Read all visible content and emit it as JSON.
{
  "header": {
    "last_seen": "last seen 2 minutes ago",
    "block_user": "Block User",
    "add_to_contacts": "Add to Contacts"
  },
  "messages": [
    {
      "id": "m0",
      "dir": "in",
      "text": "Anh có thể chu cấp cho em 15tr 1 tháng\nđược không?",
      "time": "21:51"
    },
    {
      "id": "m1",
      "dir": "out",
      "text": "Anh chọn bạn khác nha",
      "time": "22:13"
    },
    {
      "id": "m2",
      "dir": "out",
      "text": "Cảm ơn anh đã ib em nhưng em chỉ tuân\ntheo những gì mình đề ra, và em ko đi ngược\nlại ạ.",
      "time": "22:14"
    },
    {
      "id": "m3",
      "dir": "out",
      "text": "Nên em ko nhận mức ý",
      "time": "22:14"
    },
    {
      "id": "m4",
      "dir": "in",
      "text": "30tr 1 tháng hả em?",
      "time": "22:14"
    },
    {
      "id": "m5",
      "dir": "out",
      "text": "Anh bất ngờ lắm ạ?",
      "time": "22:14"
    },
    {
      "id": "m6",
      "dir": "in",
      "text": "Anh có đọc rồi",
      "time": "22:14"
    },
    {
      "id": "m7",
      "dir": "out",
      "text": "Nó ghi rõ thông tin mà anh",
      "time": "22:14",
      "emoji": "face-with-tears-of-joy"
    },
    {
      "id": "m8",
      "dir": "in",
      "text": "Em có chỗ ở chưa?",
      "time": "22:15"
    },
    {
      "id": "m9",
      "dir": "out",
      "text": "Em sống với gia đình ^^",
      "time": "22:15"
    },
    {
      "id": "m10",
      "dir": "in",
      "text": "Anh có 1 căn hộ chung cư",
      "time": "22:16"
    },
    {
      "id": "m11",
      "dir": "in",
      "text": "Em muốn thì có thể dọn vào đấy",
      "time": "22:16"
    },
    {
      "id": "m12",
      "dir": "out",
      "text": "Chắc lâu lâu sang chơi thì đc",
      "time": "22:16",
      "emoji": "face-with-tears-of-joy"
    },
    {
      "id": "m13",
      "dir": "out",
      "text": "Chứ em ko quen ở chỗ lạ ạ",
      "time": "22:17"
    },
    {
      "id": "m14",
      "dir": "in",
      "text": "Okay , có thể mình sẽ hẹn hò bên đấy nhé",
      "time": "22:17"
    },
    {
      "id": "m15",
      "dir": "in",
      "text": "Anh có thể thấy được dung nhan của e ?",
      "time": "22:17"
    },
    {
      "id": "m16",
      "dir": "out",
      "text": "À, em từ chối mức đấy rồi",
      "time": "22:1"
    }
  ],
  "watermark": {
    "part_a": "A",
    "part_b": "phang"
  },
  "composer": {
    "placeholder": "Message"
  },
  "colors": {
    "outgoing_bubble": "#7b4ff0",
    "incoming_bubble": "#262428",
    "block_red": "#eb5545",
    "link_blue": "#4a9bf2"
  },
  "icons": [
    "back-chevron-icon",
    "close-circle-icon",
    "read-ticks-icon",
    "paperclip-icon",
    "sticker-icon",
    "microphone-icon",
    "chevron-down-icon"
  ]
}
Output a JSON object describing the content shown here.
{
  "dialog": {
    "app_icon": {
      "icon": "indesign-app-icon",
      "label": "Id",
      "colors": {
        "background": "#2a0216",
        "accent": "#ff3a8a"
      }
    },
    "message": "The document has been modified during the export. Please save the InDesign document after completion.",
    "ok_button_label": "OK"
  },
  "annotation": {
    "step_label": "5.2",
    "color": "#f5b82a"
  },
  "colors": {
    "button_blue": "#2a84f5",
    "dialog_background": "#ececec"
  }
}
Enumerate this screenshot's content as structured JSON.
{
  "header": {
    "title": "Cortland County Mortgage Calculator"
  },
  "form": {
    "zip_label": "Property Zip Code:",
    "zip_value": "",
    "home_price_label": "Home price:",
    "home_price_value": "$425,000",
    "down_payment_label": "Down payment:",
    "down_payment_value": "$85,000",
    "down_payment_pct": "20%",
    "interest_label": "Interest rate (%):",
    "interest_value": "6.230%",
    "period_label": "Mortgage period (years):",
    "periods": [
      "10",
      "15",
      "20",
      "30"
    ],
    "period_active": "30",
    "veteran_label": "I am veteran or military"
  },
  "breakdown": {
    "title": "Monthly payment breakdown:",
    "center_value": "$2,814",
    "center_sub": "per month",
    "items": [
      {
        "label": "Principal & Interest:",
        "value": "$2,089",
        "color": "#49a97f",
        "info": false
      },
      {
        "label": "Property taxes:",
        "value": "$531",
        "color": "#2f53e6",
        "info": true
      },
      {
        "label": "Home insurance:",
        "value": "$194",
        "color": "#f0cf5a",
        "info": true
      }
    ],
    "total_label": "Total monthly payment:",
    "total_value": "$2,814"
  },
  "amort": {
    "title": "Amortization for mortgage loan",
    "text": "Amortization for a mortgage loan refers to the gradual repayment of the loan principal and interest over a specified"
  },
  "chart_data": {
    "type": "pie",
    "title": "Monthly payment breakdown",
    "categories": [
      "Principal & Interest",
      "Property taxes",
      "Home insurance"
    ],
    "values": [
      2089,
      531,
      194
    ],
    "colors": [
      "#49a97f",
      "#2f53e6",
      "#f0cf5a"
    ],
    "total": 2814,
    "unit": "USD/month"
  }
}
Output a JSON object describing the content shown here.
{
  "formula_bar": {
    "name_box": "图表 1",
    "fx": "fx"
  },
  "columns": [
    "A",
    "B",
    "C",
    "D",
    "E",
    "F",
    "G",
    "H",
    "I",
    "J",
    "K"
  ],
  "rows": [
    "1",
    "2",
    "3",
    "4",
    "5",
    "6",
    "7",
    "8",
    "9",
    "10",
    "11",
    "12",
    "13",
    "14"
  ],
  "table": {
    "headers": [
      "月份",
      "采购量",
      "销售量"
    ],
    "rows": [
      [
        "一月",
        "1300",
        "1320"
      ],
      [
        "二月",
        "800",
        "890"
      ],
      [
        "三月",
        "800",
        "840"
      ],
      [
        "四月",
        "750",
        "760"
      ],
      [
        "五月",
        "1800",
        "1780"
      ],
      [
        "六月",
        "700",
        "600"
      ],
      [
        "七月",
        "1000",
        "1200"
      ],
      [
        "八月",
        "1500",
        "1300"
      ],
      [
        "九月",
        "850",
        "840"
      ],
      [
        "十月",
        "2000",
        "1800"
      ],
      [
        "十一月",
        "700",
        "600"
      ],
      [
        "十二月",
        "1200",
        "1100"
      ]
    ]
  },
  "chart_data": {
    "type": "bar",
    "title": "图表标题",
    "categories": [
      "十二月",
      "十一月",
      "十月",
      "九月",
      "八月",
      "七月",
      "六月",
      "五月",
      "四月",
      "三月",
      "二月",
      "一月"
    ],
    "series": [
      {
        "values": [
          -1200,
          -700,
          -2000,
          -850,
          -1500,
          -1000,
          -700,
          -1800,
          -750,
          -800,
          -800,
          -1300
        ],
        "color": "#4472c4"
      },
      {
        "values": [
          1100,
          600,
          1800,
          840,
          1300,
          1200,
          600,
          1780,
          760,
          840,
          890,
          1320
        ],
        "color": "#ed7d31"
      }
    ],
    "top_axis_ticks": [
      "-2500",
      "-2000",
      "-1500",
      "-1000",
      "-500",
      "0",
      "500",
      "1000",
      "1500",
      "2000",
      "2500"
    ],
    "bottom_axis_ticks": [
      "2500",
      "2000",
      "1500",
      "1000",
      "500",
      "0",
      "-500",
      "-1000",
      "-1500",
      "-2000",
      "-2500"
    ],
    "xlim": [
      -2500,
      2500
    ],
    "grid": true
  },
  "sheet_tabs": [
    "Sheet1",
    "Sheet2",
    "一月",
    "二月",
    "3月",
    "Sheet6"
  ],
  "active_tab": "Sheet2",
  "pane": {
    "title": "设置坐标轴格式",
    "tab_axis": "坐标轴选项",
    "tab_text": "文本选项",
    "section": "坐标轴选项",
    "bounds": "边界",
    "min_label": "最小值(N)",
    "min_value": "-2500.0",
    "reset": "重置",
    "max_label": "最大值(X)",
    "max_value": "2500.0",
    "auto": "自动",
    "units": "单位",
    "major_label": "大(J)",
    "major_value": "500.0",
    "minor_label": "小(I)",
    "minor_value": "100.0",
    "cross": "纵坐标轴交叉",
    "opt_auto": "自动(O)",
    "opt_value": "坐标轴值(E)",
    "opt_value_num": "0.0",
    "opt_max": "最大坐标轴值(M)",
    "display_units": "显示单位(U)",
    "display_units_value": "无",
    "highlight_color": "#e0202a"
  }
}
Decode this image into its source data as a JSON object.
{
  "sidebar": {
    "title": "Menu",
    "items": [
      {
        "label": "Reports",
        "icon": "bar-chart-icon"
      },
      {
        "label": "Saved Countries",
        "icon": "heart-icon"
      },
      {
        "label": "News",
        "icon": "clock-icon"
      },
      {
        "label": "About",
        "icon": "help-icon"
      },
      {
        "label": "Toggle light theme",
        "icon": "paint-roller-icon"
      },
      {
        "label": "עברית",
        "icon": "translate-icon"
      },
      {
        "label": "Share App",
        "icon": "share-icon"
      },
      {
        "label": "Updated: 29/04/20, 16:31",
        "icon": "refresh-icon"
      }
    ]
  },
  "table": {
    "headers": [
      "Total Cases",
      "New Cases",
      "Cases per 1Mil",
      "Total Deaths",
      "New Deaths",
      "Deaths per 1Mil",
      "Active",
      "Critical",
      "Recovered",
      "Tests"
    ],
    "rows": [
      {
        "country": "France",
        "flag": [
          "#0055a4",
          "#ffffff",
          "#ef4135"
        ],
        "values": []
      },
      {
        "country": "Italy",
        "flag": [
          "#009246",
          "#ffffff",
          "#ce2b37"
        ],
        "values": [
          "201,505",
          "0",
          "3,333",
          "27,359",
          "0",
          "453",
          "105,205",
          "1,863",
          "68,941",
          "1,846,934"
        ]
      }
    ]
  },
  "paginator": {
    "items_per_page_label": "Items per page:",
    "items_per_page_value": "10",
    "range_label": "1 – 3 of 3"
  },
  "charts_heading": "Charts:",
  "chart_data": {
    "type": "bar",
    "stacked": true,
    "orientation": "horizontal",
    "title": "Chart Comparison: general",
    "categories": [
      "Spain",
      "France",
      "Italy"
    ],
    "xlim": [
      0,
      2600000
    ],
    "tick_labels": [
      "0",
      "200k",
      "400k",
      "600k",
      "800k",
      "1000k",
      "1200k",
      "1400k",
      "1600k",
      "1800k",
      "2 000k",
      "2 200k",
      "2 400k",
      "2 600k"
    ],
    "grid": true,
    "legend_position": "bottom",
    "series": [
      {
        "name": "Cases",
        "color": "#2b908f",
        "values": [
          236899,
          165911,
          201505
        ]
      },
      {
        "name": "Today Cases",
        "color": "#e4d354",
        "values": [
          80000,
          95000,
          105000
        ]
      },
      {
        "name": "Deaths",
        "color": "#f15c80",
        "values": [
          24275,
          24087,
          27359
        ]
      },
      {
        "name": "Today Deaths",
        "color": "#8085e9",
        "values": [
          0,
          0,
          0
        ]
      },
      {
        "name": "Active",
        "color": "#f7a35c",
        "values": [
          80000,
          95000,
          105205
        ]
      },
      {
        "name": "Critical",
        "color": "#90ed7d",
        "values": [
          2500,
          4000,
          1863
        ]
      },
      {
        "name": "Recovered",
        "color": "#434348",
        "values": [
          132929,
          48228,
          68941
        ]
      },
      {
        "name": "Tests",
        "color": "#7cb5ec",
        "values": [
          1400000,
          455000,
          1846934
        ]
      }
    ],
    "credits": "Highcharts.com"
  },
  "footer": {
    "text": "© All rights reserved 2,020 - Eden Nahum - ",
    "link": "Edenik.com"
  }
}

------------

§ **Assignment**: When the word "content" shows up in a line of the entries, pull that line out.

§ **Finished task**:
Read all visible content and emit it as JSON.
Output a JSON object describing the content shown here.
Enumerate this screenshot's content as structured JSON.
Output a JSON object describing the content shown here.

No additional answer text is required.